Even without Dave Cowens, the Celtics never trailed or relinquished their lead after Larry Bird scored to put Boston ahead, 4-2. Cowens was still recuperating from an injury to the big toe on his left foot, but the Celtics had surprised the Association by playing terrific basketball without their premiere low post defender, winning ten of the thirteen games without Big Red. Bob Ryan detailed their play without Cowens:
Having lost their best defensive player when Cowens went down, the Celtics have shifted the emphasis to offense in his absence. The team had outscored opponents by a 119.7-108.2 margin in those 12 games, four times breaking 130 points. The defense hadn’t been all that bad either, with only Phoenix (135 on 60 percent shooting) breaking 111 against the Green and White.
It helped, of course, that Larry Bird had averaged just under 25 points during Cowens’ absence. Five months into his rookie season, and Bird had recorded double-doubles in 57 of his first 60 NBA games. The team stepped up to fill in the holes from the loss Cowens’ production: Rick Robey, averaging thirteen points per game, and Eric Fernsten, who went from nearly but cut to contributing eight points per game, both helped ease the loss of the big man from Florida State.
In other Celtics news, Will McDonough reported that the organization was looking for other alternatives outside of the Boston Garden and beyond the proposed sports complex in East Boston.
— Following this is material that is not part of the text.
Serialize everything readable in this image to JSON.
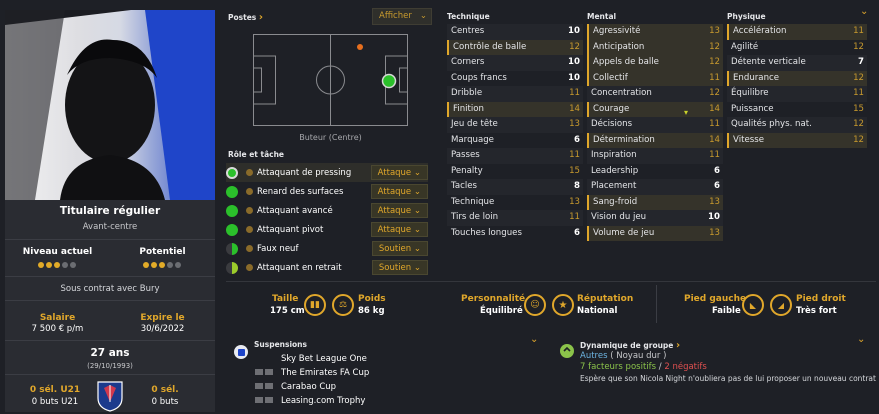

The team, he reported, looked into relocating to a city known for its incredible eats at Kelly’s Roast Beef:
The Celtics and the Boston Garden have been involved in very sensitive negotiations in recent weeks concerning a new lease. The Celtics, whose current lease is up at the end of the year, are trying to build their own arena in Revere. But it certainly won’t be ready in time for next season, so they are interested in a short- term deal. The Garden’s management, which is making a legitimate effort of their own to rebuild the arena, wants a long- term arrangement.
The C’s looked to build a new winning streak on Saturday in Denver and go for the series sweep against the Nuggets. With the Celtics landing in Denver on Friday, there were cheers a good 1800 miles away over in New York — Lake Placid, to be exact — as the United States Olympics hockey team defeated the Russians, 4-3. To this day, it’s the last tape-delayed American Olympic hockey game ever aired on television.